I wrote a rebuttal to Major Mader’s article that drew on the same historical example he used to show that the ideal tactical configuration (at least from an army perspective) is almost never achieved in amphibious warfare.  (For more on why naval doctrine changes very little over time, see Topic #9, “Canadian Naval Doctrine.”) Here is most of what I wrote: First, some civilian vessels are suited for conversion to military purposes, but the best and least expensive conversions are those that most closely match the vessel’s original purpose.  The RCN’s first inclination was to covert the three Prince-class coastal passenger liners to auxiliary warships.  Even after their utility as armed merchant cruisers had proven to be very limited, one ship was retained for a second very expensive conversion to another type of questionable warship – an auxiliary anti-aircraft cruiser – rather than creating a joint capability for which there was a pressing need.  In that era, service ambitions overrode joint requirements, a condition that must not be allowed to occur today.  Conversion of merchant vessels is a viable option to achieving an amphibious capability, and their characteristics do not need to approximate theoretical ideals for them to be very useful.

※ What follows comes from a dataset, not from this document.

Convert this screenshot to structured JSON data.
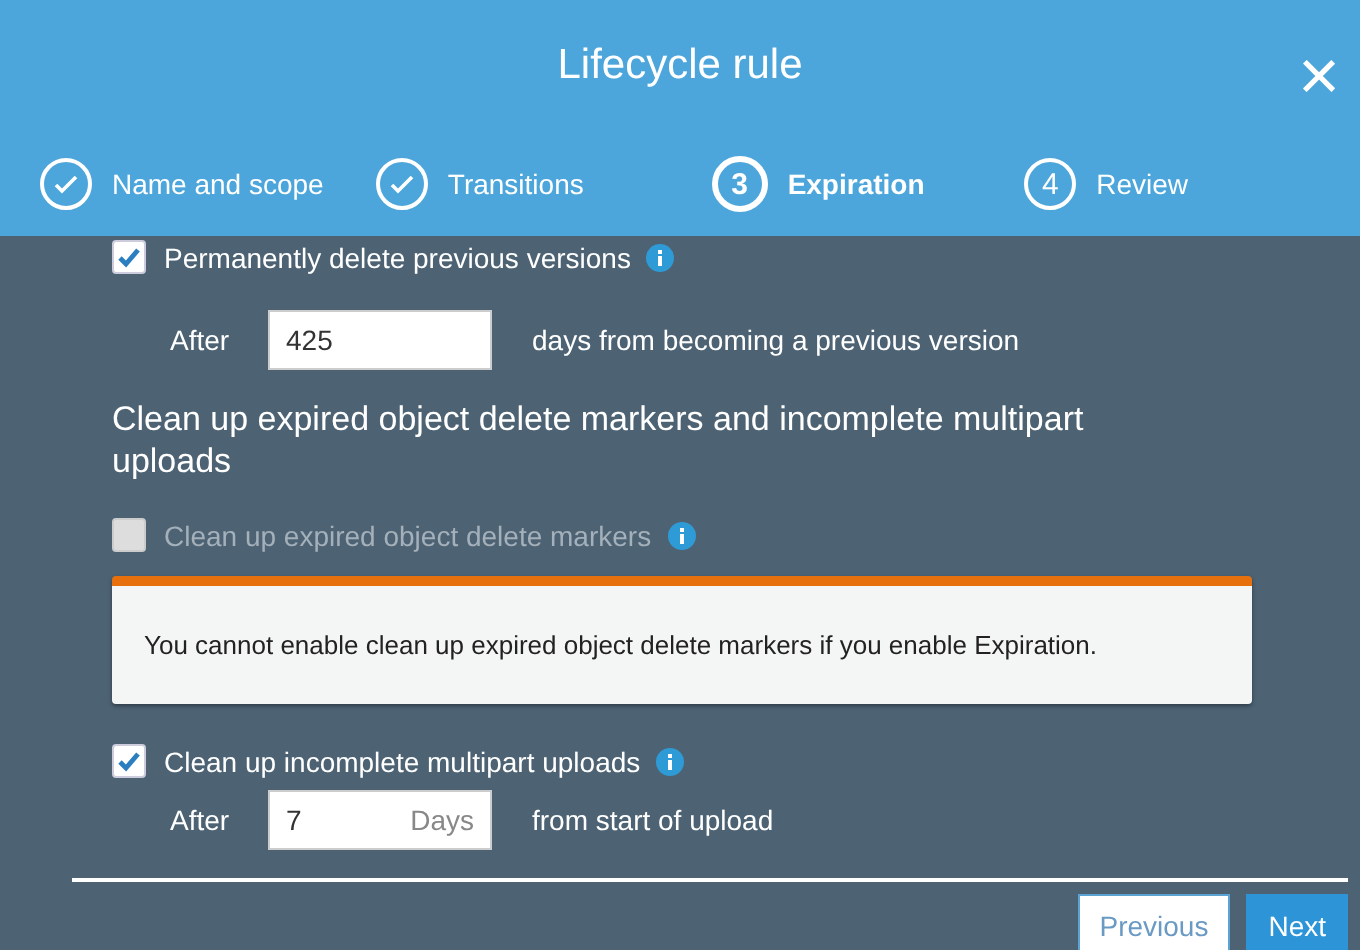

Second, the LSI[M]s demonstrated how their intended use in an amphibious assault, where enemy opposition was anticipated to be strong enough to imperil the success of the operation, dictated the composition of the landing force.  In all cases, the embarked force was considerably smaller than the theoretical capacity the ship permitted.  The combination of a myriad of operational and tactical factors produced a joint perspective that reduced the importance of the volumetric requirements of the landing force to third place behind the naval characteristics of the ships that made them optimal for landing operations – speedy transit, manoeuvrability, and rapid disembarkation – and competing demands for landing craft – fire support coordination, obstacle clearance, and landing higher priority units.  These factors are still true today, which is why marine forces around the world do not resemble their army equivalents.

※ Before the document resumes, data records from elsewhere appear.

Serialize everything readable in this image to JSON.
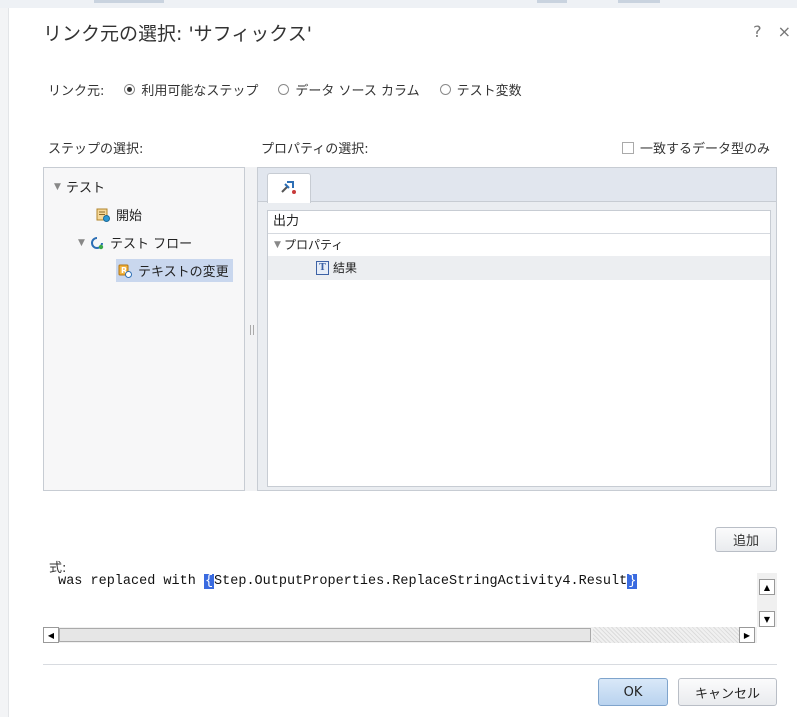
{
  "dialog": {
    "title": "リンク元の選択: 'サフィックス'",
    "help": "?",
    "close": "×"
  },
  "source": {
    "label": "リンク元:",
    "options": [
      {
        "label": "利用可能なステップ",
        "selected": true
      },
      {
        "label": "データ ソース カラム",
        "selected": false
      },
      {
        "label": "テスト変数",
        "selected": false
      }
    ]
  },
  "steps": {
    "label": "ステップの選択:",
    "tree": [
      {
        "label": "テスト",
        "expanded": true,
        "icon": "collapse-arrow"
      },
      {
        "label": "開始",
        "icon": "start-step-icon"
      },
      {
        "label": "テスト フロー",
        "expanded": true,
        "icon": "flow-icon"
      },
      {
        "label": "テキストの変更",
        "selected": true,
        "icon": "replace-text-activity-icon"
      }
    ]
  },
  "properties": {
    "label": "プロパティの選択:",
    "match_type_only": "一致するデータ型のみ",
    "tab_icon": "output-properties-icon",
    "header": "出力",
    "group": "プロパティ",
    "item": "結果",
    "item_badge": "T"
  },
  "expression": {
    "label": "式:",
    "add_button": "追加",
    "text_before": " was replaced with ",
    "open_bracket": "{",
    "token": "Step.OutputProperties.ReplaceStringActivity4.Result",
    "close_bracket": "}"
  },
  "footer": {
    "ok": "OK",
    "cancel": "キャンセル"
  }
}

Third, despite their relative smallness, the two landing ship ‘Princes’ were employed extensively as strategic lift assets.  Their speed, flexibility, and simple mode of operation made them highly useful in a variety of ways and on a number of occasions other than their specific tactical task – ‘amphibious assault’.  … For an ‘amphibious landing’ into enemy-held territory, where opposing forces are not anticipated to be strong, or where it is hoped they may be avoided, the emphasis should still be placed upon the naval characteristics of the landing ships, rather than upon the volumetric requirements of the landing force.  This is particularly true if the speed of the vessel or its efficiency in disembarkation (or both) is expected to be key to achieving the necessary criteria for success.  Again, the landing force will be required to modify itself to achieve the most effective organization possible within the volumetric capacities provided.  In the case of an ‘administrative landing’ into friendly territory, the tactical situation does not demand a wholly capable landing force, and the loading of the vessel will be dictated by volumetric efficiency, and not by the order of deployment desired by the commander of the ground forces.  There is no such thing as “robust administrative delivery.”

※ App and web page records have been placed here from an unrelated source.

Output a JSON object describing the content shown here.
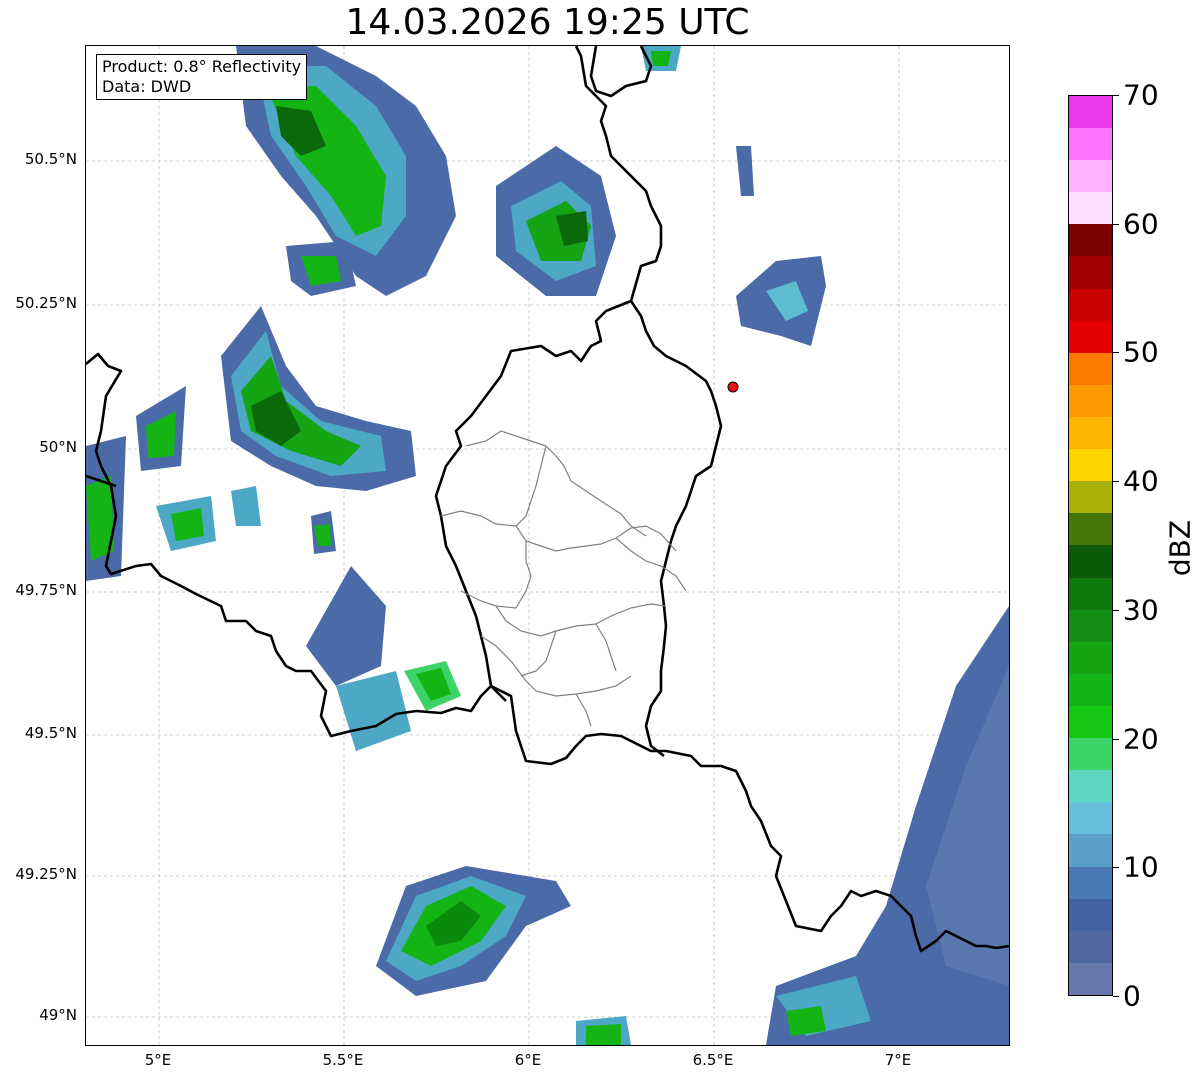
{
  "title": "14.03.2026 19:25 UTC",
  "info": {
    "product": "Product: 0.8° Reflectivity",
    "data": "Data: DWD"
  },
  "map": {
    "lon_range": [
      4.8,
      7.3
    ],
    "lat_range": [
      48.95,
      50.65
    ],
    "x_ticks": [
      "5°E",
      "5.5°E",
      "6°E",
      "6.5°E",
      "7°E"
    ],
    "y_ticks": [
      "50.5°N",
      "50.25°N",
      "50°N",
      "49.75°N",
      "49.5°N",
      "49.25°N",
      "49°N"
    ],
    "radar_site_color": "#ee1111",
    "border_color": "#000000",
    "district_border_color": "#808080"
  },
  "colorbar": {
    "unit": "dBZ",
    "min": 0,
    "max": 70,
    "labels": [
      "0",
      "10",
      "20",
      "30",
      "40",
      "50",
      "60",
      "70"
    ],
    "colors": [
      "#6878aa",
      "#5068a0",
      "#4262a4",
      "#4a78b4",
      "#58a0c8",
      "#66c0dc",
      "#5cd6c0",
      "#3cd468",
      "#14c814",
      "#14b414",
      "#14a414",
      "#128e12",
      "#0e7a0e",
      "#0a5a0a",
      "#46760a",
      "#aab00a",
      "#fed400",
      "#fdb400",
      "#fd9800",
      "#fd7a00",
      "#e40000",
      "#c80000",
      "#a00000",
      "#7c0000",
      "#fee0fe",
      "#feb2fe",
      "#fe74fe",
      "#ea38ea"
    ]
  }
}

History shows that joint priorities will vary depending upon circumstances, and the compromise necessary will lead to altered circumstances that do not satisfy all planning requirements.  These types of operational logistics considerations represent only some of the complicating factors that exist in expeditionary joint warfare, and they number among the reasons why amphibious operations are some of the most challenging of all military endeavours.  The type of administrative neatness and completeness suggested by Marder has never been attained in the real world. … A move into amphibious operations will be a major change in direction of CF policy, one that has not been seen in Canada in over half a century.  Such a development will require dramatic force structure reorganization and a new flexibility of thought by both the navy and the army.